The Young Peoples’ Archive project finally started this week with our two schools – Waverley School and Four Dwellings High School – visiting the Archives at Birmingham Central Library. Most of the historical information and material which tells the story of Children’s Lives will come from the Archives – and the Young Peoples’ Archive, containing the stories of young people, will be kept in the Central Library once this project has been concluded. This resource will begin to give young people a voice within the archive and will be available for generations to come as a permanent record of both life today, and of the project itself.
Pupils from Waverley School at the Archives
At the Archives, each respective school group was split into two groups. One group took part in a workshop which looked at different kinds of material from the collections relating to childhood histories. The other group went on a behind-the-scenes tour of the archives to see where some of the material is kept – a very special opportunity that most people do not get!
The young people were also asked to consider the different themes being covered by the project and the different activity groups that they will be divided into.
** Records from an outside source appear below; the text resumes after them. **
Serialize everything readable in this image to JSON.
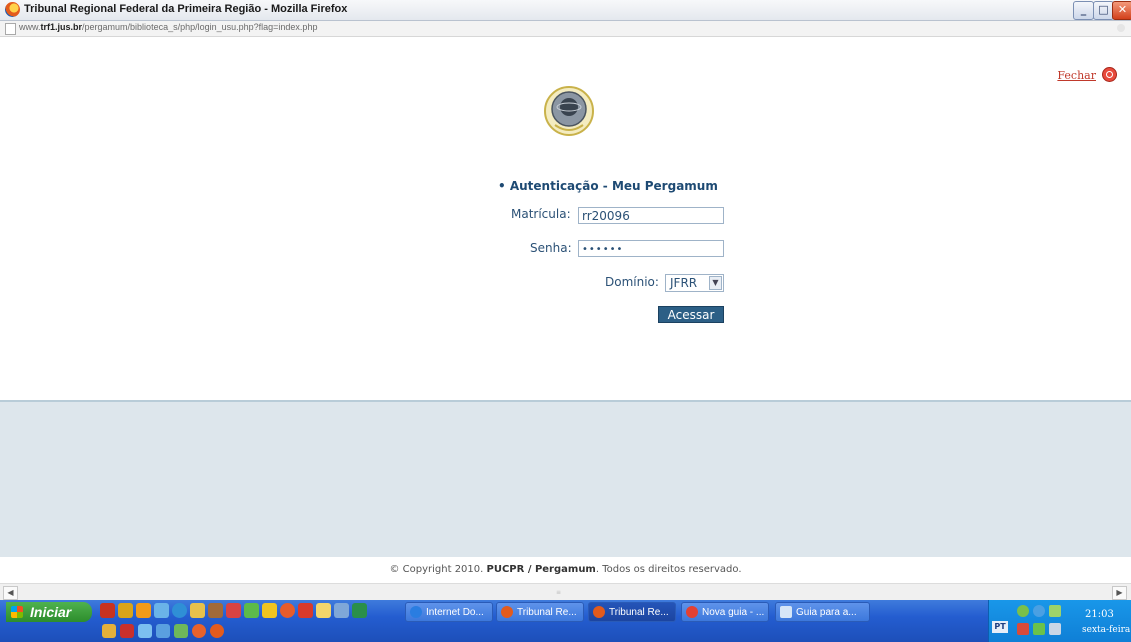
{
  "window": {
    "title": "Tribunal Regional Federal da Primeira Região - Mozilla Firefox",
    "controls": [
      "minimize",
      "maximize",
      "close"
    ]
  },
  "urlbar": {
    "prefix": "www.",
    "domain": "trf1.jus.br",
    "path": "/pergamum/biblioteca_s/php/login_usu.php?flag=index.php"
  },
  "page": {
    "close_label": "Fechar",
    "heading": "• Autenticação - Meu Pergamum",
    "matricula_label": "Matrícula:",
    "matricula_value": "rr20096",
    "senha_label": "Senha:",
    "senha_value": "••••••",
    "dominio_label": "Domínio:",
    "dominio_value": "JFRR",
    "submit_label": "Acessar"
  },
  "footer": {
    "copyright_prefix": "© Copyright 2010.",
    "copyright_brand": "PUCPR / Pergamum",
    "copyright_suffix": ". Todos os direitos reservado."
  },
  "taskbar": {
    "start_label": "Iniciar",
    "tasks": [
      {
        "label": "Internet Do...",
        "icon": "ie-icon",
        "color": "#2a7de1"
      },
      {
        "label": "Tribunal Re...",
        "icon": "firefox-icon",
        "color": "#e35b1c"
      },
      {
        "label": "Tribunal Re...",
        "icon": "firefox-icon",
        "color": "#e35b1c",
        "active": true
      },
      {
        "label": "Nova guia - ...",
        "icon": "chrome-icon",
        "color": "#e34133"
      },
      {
        "label": "Guia para a...",
        "icon": "document-icon",
        "color": "#d6e6f7"
      }
    ],
    "tray": {
      "language": "PT",
      "time": "21:03",
      "day": "sexta-feira"
    }
  },
  "colors": {
    "heading": "#1e4a73",
    "button": "#2c5f86",
    "footer_band": "#dde6ec",
    "close_link": "#c0392b"
  }
}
The themes of their project echo themes contained within the main exhibition:
- Home or Family Life
- School and Education
- Outside; Street Life, Parks, Clubs, Sports, Friends
- Imagined Life; Play, Escapism, Role Play
- Children as represented by adults
- Pupils from Four Dwellings High School
The groups were asked to place archival material into the themes they thought were the best match, encouraging them to start thinking about the areas we want to explore and hopefully help them come up with ideas about the different kinds of things they might document, record and talk about.
The project also involves organising part of the Children’s Lives exhibition, which will open at Birmingham Museum & Art Gallery in March 2012. Each of the groups will be divided into smaller activity groups and we asked the young people to think about which one they would prefer to join. These activity groups will enable the pupils to develop specific skills related to professional roles and careers. The skills and insights they will develop will then enable them to undertake set tasks with important aims, objectives and outputs.
The groups are:
- Archivists – they will archive and catalogue material gathered or created by the project
- Curators – they will plan, select and organise material for display at Birmingham Museum & Art Gallery
- Communicators – they will market and promote the project, leading on the celebration event, and will regularly blog here, enabling communications between the schools and us at the library
- Recorders – they will record young peoples’ stories, through social documentary photography, oral histories and film, and will research and collate material
To be continued!